Wolve’s Lane is inspiring in light of the search for an agroecological urbanism, as it reveals how residual urban infrastructure – in this case, a former municipal plant nursery – is re-interpreted as a community-driven space where agroecological principles permeate a series of local initiatives and construct a set of solidarities between groups pursuing different social and ecological agendas.

Building Block: Territorial Food Hub

The value of care

“Care is the thing that gets lost when you’re under-resourced”
“When you are stretched, it is exactly the care that becomes really hard to do. And because it is so bad to not do something with care, we will still do so, but that is when the burnout happens. So it is because care is just this unrecognized, it is a classic old thing not to value care work and it is something that is very present in our agroecologies.”

Hari Biles, Compost Mentis
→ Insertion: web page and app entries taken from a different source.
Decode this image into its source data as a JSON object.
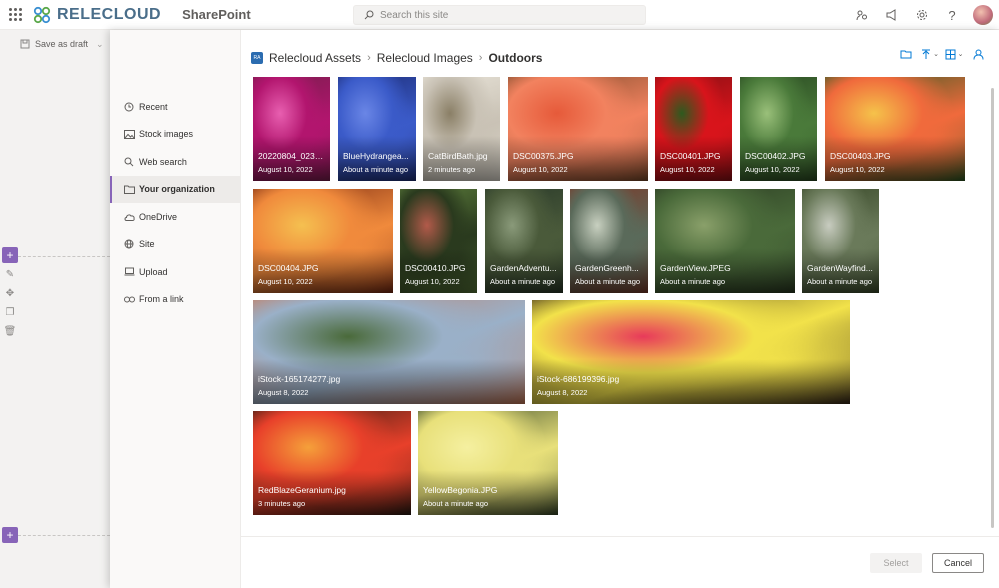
{
  "suitebar": {
    "brand": "RELECLOUD",
    "product": "SharePoint",
    "search_placeholder": "Search this site",
    "icons": [
      "app-launcher-icon",
      "share-icon",
      "megaphone-icon",
      "settings-icon",
      "help-icon",
      "avatar"
    ]
  },
  "page": {
    "save_draft": "Save as draft"
  },
  "picker": {
    "nav": [
      {
        "label": "Recent",
        "icon": "clock-icon"
      },
      {
        "label": "Stock images",
        "icon": "image-icon"
      },
      {
        "label": "Web search",
        "icon": "search-icon"
      },
      {
        "label": "Your organization",
        "icon": "folder-icon"
      },
      {
        "label": "OneDrive",
        "icon": "cloud-icon"
      },
      {
        "label": "Site",
        "icon": "globe-icon"
      },
      {
        "label": "Upload",
        "icon": "laptop-icon"
      },
      {
        "label": "From a link",
        "icon": "link-icon"
      }
    ],
    "selected_nav": "Your organization",
    "breadcrumb": {
      "site_badge": "RA",
      "items": [
        "Relecloud Assets",
        "Relecloud Images",
        "Outdoors"
      ]
    },
    "toolbar_icons": [
      "new-folder-icon",
      "upload-icon",
      "view-icon",
      "person-icon"
    ],
    "files": [
      {
        "name": "20220804_0232...",
        "date": "August 10, 2022",
        "colors": [
          "#b2156e",
          "#e85fb0",
          "#7a1d4e"
        ]
      },
      {
        "name": "BlueHydrangea...",
        "date": "About a minute ago",
        "colors": [
          "#3b5bc9",
          "#6a86e6",
          "#1e2f7a"
        ]
      },
      {
        "name": "CatBirdBath.jpg",
        "date": "2 minutes ago",
        "colors": [
          "#c9c2b5",
          "#8a7f66",
          "#e8e3d8"
        ]
      },
      {
        "name": "DSC00375.JPG",
        "date": "August 10, 2022",
        "colors": [
          "#f2825f",
          "#e65a3a",
          "#7a4a2a"
        ]
      },
      {
        "name": "DSC00401.JPG",
        "date": "August 10, 2022",
        "colors": [
          "#d8141b",
          "#2d5a1e",
          "#8a0f14"
        ]
      },
      {
        "name": "DSC00402.JPG",
        "date": "August 10, 2022",
        "colors": [
          "#4a7a3a",
          "#9ac07a",
          "#2a4a22"
        ]
      },
      {
        "name": "DSC00403.JPG",
        "date": "August 10, 2022",
        "colors": [
          "#f06a3c",
          "#f5c24a",
          "#2f5a22"
        ]
      },
      {
        "name": "DSC00404.JPG",
        "date": "August 10, 2022",
        "colors": [
          "#f08a3c",
          "#f5c050",
          "#7a2a12"
        ]
      },
      {
        "name": "DSC00410.JPG",
        "date": "August 10, 2022",
        "colors": [
          "#2a3a1e",
          "#b25a4a",
          "#5a7a3a"
        ]
      },
      {
        "name": "GardenAdventu...",
        "date": "About a minute ago",
        "colors": [
          "#4a5a3a",
          "#8a9a7a",
          "#2a3a2a"
        ]
      },
      {
        "name": "GardenGreenh...",
        "date": "About a minute ago",
        "colors": [
          "#5a6a5a",
          "#c8d0c0",
          "#7a3a2a"
        ]
      },
      {
        "name": "GardenView.JPEG",
        "date": "About a minute ago",
        "colors": [
          "#4a6a3a",
          "#8aa06a",
          "#2a3a22"
        ]
      },
      {
        "name": "GardenWayfind...",
        "date": "About a minute ago",
        "colors": [
          "#6a7a5a",
          "#c8ccc0",
          "#3a4a2a"
        ]
      },
      {
        "name": "iStock-165174277.jpg",
        "date": "August 8, 2022",
        "colors": [
          "#9ab0c8",
          "#4a6a3a",
          "#c87a5a"
        ]
      },
      {
        "name": "iStock-686199396.jpg",
        "date": "August 8, 2022",
        "colors": [
          "#f2e24a",
          "#e83a5a",
          "#3a2a1a"
        ]
      },
      {
        "name": "RedBlazeGeranium.jpg",
        "date": "3 minutes ago",
        "colors": [
          "#e8402a",
          "#f5a03a",
          "#2a1a12"
        ]
      },
      {
        "name": "YellowBegonia.JPG",
        "date": "About a minute ago",
        "colors": [
          "#e8e07a",
          "#f5f0a0",
          "#3a4a2a"
        ]
      }
    ],
    "buttons": {
      "select": "Select",
      "cancel": "Cancel"
    }
  }
}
An endemic lack of resources limits the development of political pedagogies with care. Care is central to building more-than-human solidarities across city territories that recognise nature as urban, and are a foundational aspect in the formation of networks to mobilise agroecological food systems. In the context of the neoliberal city, where urban agroecological work often struggles to meet project core costs, and for farmers to pay high rent and cost of living, practitioners are often confronted with painful myriads of self-exploitation, self-care or giving up the ethical ambition to work with care. To be true to values. To build prefigurations of a just and sustainable society. For resourcing the connections already there in the movement. For resourcing the ability to take time to see, recognise, listen and care. Practitioners find themselves between axis of burnout working beyond available resources, and practice with limited embodiment at risk of a thin veil of agroecological values at splintered scales. A lack of resources squeezes the space for practitioners to reflect, strategise and collectivise learning. As the structures of the neoliberal city attempt to chase out cultures of care and solidarity, it is imperative to make space to develop sustainable strategies of care. Social security mechanisms, such as universal basic income or financial supports for farm-start are policy options that could be implemented and part of an agroecological urbanism.

Building Block: Political Pedagogies